The U.S. Treasury Department said on Feb. 8 that its latest risk assessments show that virtual assets currently represent a small fraction of total money laundering flows compared to fiat currencies; however, they are becoming an increasing concern for regulatory and enforcement agencies.
The regulator revealed the findings in its 2024 National Risk Assessments for Money Laundering, Terrorist Financing, and Proliferation Financing. The reports point to an evolving landscape of cryptocurrencies and other virtual assets as both an innovative financial frontier and a new avenue for criminal exploitation.
Despite accounting for a minor portion of the total financial flows involved in money laundering, the burgeoning sector of virtual assets raises significant regulatory, compliance, and enforcement questions.
A major concern the Treasury raises is inconsistent compliance with AML/CFT regulations across different jurisdictions. This inconsistency, coupled with the unique features of virtual assets that facilitate anonymity and cross-border transactions, poses significant challenges in curbing money laundering activities.
According to the report, the adaptability of money launderers to the digital age is evident in their use of sophisticated tools and methods to obscure the origins of illicit funds. It details how criminals leverage various technologies and methods to obscure the origins of illegal funds, complicating the efforts to trace and counteract money laundering.

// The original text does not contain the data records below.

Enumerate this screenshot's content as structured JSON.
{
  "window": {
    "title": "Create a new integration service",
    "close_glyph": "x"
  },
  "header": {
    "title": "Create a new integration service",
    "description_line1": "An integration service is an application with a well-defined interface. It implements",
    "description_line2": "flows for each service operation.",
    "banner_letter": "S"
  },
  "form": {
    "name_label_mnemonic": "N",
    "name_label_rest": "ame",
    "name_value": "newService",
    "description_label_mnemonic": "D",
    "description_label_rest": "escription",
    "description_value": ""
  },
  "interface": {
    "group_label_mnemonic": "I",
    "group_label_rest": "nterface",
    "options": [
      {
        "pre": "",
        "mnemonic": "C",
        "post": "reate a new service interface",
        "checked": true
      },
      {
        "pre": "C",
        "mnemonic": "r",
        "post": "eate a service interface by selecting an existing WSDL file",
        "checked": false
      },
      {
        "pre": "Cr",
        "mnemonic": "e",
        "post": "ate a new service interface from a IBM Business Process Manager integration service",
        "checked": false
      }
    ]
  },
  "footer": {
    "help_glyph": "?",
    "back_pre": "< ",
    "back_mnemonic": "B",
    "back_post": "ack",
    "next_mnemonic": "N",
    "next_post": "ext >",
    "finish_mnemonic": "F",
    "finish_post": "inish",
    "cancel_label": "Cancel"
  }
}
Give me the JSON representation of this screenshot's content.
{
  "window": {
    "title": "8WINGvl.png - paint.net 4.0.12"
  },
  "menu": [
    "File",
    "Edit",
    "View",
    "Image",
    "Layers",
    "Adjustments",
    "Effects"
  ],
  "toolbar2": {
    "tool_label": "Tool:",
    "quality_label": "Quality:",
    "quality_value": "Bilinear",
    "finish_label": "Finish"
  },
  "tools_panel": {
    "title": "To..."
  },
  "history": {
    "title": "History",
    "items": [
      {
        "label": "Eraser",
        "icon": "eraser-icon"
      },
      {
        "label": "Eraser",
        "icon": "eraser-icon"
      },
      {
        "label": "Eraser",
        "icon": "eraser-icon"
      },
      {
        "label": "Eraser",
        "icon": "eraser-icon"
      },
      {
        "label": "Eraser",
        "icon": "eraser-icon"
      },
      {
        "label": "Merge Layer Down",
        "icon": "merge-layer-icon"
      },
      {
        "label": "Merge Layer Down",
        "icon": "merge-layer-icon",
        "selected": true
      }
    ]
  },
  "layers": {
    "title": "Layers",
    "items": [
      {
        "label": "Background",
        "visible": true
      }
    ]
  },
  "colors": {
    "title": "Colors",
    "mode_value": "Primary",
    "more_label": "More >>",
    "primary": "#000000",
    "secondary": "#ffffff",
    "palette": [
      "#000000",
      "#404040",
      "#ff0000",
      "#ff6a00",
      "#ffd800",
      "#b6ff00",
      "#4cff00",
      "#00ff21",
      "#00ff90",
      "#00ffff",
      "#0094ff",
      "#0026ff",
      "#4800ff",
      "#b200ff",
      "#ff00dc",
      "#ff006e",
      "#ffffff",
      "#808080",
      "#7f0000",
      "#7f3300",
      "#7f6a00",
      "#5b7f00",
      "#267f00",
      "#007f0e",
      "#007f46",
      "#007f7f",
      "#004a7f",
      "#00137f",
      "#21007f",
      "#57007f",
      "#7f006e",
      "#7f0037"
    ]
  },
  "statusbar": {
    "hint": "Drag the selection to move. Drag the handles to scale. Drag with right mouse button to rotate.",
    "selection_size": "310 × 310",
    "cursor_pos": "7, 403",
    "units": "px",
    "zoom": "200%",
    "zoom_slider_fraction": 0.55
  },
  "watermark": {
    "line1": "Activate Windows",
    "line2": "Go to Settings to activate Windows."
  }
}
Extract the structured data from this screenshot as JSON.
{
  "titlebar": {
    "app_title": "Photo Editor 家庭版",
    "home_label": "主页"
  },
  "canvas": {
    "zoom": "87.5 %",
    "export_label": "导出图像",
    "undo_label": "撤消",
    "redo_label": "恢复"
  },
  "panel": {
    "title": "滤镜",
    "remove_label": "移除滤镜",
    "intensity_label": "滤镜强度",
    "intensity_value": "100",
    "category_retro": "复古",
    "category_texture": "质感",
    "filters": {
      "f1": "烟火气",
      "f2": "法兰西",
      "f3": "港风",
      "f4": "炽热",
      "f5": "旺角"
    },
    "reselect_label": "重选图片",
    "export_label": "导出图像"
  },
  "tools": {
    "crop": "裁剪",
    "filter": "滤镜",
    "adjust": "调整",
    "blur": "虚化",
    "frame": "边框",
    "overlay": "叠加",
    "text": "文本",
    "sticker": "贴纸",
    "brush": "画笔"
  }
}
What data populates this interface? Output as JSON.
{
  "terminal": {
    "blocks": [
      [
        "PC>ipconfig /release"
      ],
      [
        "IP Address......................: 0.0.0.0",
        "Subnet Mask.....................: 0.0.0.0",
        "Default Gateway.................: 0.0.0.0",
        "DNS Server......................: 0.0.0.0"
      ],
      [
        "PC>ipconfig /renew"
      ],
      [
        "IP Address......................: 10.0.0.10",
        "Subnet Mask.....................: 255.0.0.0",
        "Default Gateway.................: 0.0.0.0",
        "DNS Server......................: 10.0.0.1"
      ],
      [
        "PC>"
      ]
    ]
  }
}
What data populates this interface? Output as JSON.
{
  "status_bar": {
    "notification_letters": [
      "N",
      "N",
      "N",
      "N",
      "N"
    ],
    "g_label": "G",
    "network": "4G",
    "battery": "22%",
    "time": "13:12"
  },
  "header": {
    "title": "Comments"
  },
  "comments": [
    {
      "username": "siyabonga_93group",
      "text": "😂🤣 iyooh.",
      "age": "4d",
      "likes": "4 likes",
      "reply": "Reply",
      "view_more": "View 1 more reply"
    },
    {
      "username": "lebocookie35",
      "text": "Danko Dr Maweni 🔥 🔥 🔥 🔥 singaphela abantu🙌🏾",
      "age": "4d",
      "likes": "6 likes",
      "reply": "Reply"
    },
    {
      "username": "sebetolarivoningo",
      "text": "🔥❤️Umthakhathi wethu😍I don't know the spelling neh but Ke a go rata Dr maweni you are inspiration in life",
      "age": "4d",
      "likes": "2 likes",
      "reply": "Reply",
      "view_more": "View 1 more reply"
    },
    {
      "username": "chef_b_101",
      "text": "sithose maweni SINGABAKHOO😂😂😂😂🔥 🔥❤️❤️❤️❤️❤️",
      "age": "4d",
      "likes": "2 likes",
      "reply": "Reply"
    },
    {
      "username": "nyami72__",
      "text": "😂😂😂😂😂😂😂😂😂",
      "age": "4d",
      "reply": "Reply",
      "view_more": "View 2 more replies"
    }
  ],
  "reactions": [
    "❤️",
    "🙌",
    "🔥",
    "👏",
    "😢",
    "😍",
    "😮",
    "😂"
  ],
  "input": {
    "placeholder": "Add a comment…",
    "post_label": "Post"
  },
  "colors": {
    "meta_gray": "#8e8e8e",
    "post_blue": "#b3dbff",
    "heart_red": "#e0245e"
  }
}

Techniques such as mixing services, privacy coins, and chain hopping between different blockchain assets are particularly concerning. These methods, alongside the use of unhosted wallets and platforms that allow direct peer-to-peer transactions without intermediary oversight, significantly hinder the effectiveness of AML/CFT measures.
The decentralized nature of many virtual asset transactions, especially within DeFi, further exacerbates these challenges by offering a shield of anonymity to those seeking to bypass regulatory oversight. The report highlights the complexities of DeFi platforms and virtual asset investment schemes, which have become fertile grounds for fraud and money laundering.
According to the Treasury, the lack of centralized control and the anonymity provided by these platforms pose substantial risks, with criminals exploiting these features for illicit activities, including ransomware payments and laundering stolen funds.
To address these challenges, the Treasury advocates for enhanced regulatory frameworks, improved compliance practices among virtual asset service providers (VASPs), and increased collaboration between regulatory bodies and the virtual asset industry.
Establishing clear guidelines and adopting advanced analytical tools are crucial for mitigating the risks associated with virtual assets. Additionally, the Treasury emphasizes the importance of international cooperation to ensure a cohesive global approach to regulating and monitoring the rapidly evolving virtual asset marketplace.
The report also emphasized the need for continuous adaptation and vigilance to address the evolving landscape of virtual assets and their use in money laundering activities, suggesting a multi-faceted approach involving technological innovation, regulatory adjustments, and international collaboration.